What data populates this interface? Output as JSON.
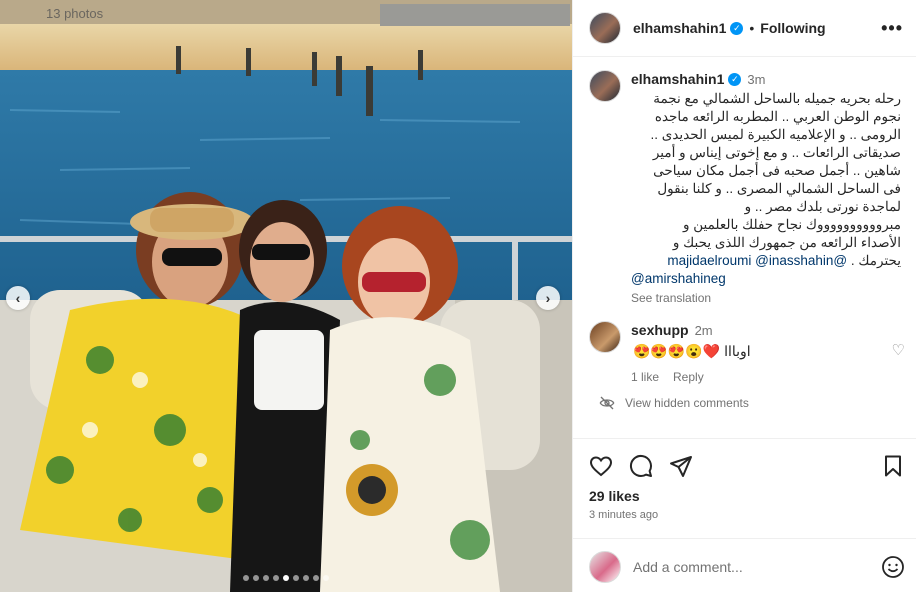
{
  "post": {
    "photo_count": "13 photos",
    "carousel": {
      "count": 9,
      "active_index": 4
    }
  },
  "header": {
    "username": "elhamshahin1",
    "separator": "•",
    "follow_state": "Following",
    "more_icon": "more-horizontal-icon"
  },
  "caption": {
    "username": "elhamshahin1",
    "time": "3m",
    "lines": [
      "رحله بحريه جميله بالساحل الشمالي مع نجمة",
      "نجوم الوطن العربي .. المطربه الرائعه ماجده",
      "الرومى .. و الإعلاميه الكبيرة لميس الحديدى ..",
      "صديقاتى الرائعات .. و مع إخوتى إيناس و أمير",
      "شاهين .. أجمل صحبه فى أجمل مكان سياحى",
      "فى الساحل الشمالي المصرى .. و كلنا بنقول",
      "لماجدة نورتى بلدك مصر .. و",
      "مبرووووووووووك نجاح حفلك بالعلمين و",
      "الأصداء الرائعه من جمهورك اللذى يحبك و",
      "يحترمك ."
    ],
    "mentions": [
      "@majidaelroumi",
      "@inasshahin",
      "@amirshahineg"
    ],
    "see_translation": "See translation"
  },
  "comment": {
    "username": "sexhupp",
    "time": "2m",
    "text": "اوبااا",
    "emojis": "❤️😮😍😍😍",
    "likes": "1 like",
    "reply": "Reply"
  },
  "hidden_comments": "View hidden comments",
  "actions": {
    "likes": "29 likes",
    "timestamp": "3 minutes ago"
  },
  "add_comment": {
    "placeholder": "Add a comment..."
  },
  "colors": {
    "verified": "#0095f6",
    "mention": "#00376b",
    "secondary_text": "#737373"
  }
}
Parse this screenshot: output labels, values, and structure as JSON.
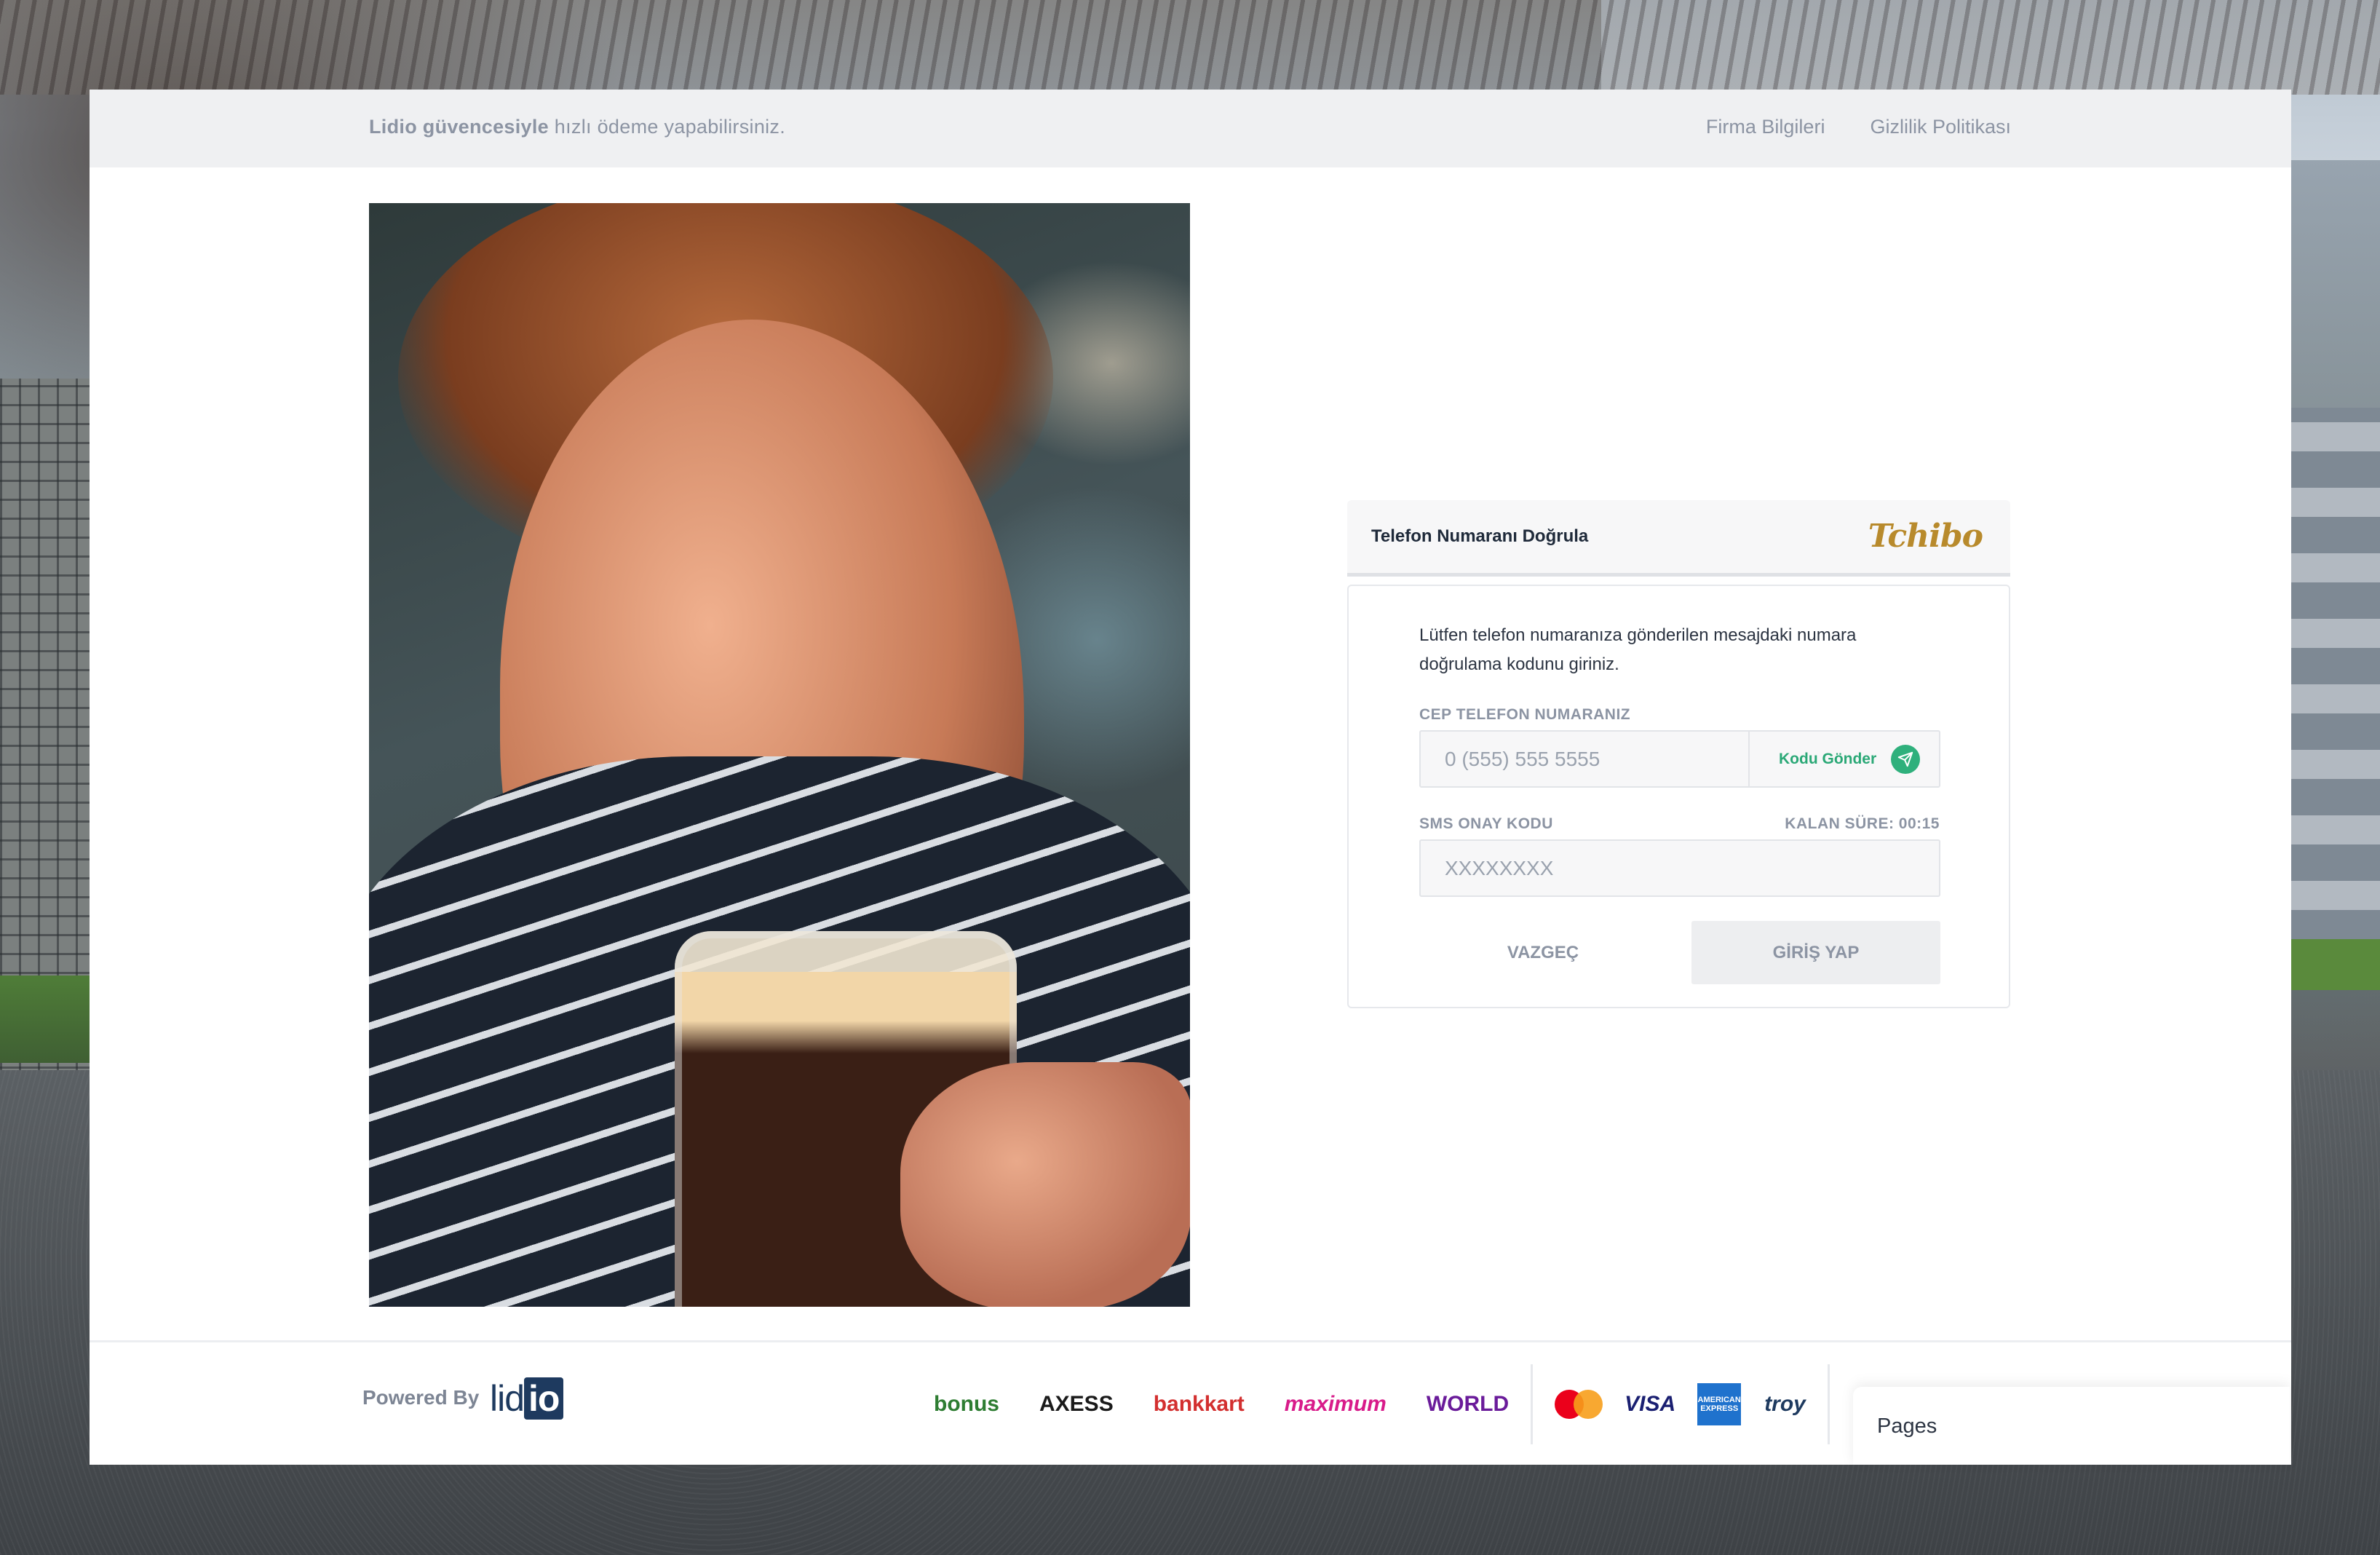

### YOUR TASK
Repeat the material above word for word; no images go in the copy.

### EXERCISE OUTPUT
What data populates this interface? Output as JSON.
{
  "post": {
    "photo_count": "13 photos",
    "carousel": {
      "count": 9,
      "active_index": 4
    }
  },
  "header": {
    "username": "elhamshahin1",
    "separator": "•",
    "follow_state": "Following",
    "more_icon": "more-horizontal-icon"
  },
  "caption": {
    "username": "elhamshahin1",
    "time": "3m",
    "lines": [
      "رحله بحريه جميله بالساحل الشمالي مع نجمة",
      "نجوم الوطن العربي .. المطربه الرائعه ماجده",
      "الرومى .. و الإعلاميه الكبيرة لميس الحديدى ..",
      "صديقاتى الرائعات .. و مع إخوتى إيناس و أمير",
      "شاهين .. أجمل صحبه فى أجمل مكان سياحى",
      "فى الساحل الشمالي المصرى .. و كلنا بنقول",
      "لماجدة نورتى بلدك مصر .. و",
      "مبرووووووووووك نجاح حفلك بالعلمين و",
      "الأصداء الرائعه من جمهورك اللذى يحبك و",
      "يحترمك ."
    ],
    "mentions": [
      "@majidaelroumi",
      "@inasshahin",
      "@amirshahineg"
    ],
    "see_translation": "See translation"
  },
  "comment": {
    "username": "sexhupp",
    "time": "2m",
    "text": "اوبااا",
    "emojis": "❤️😮😍😍😍",
    "likes": "1 like",
    "reply": "Reply"
  },
  "hidden_comments": "View hidden comments",
  "actions": {
    "likes": "29 likes",
    "timestamp": "3 minutes ago"
  },
  "add_comment": {
    "placeholder": "Add a comment..."
  },
  "colors": {
    "verified": "#0095f6",
    "mention": "#00376b",
    "secondary_text": "#737373"
  }
}
Parse this screenshot: output labels, values, and structure as JSON.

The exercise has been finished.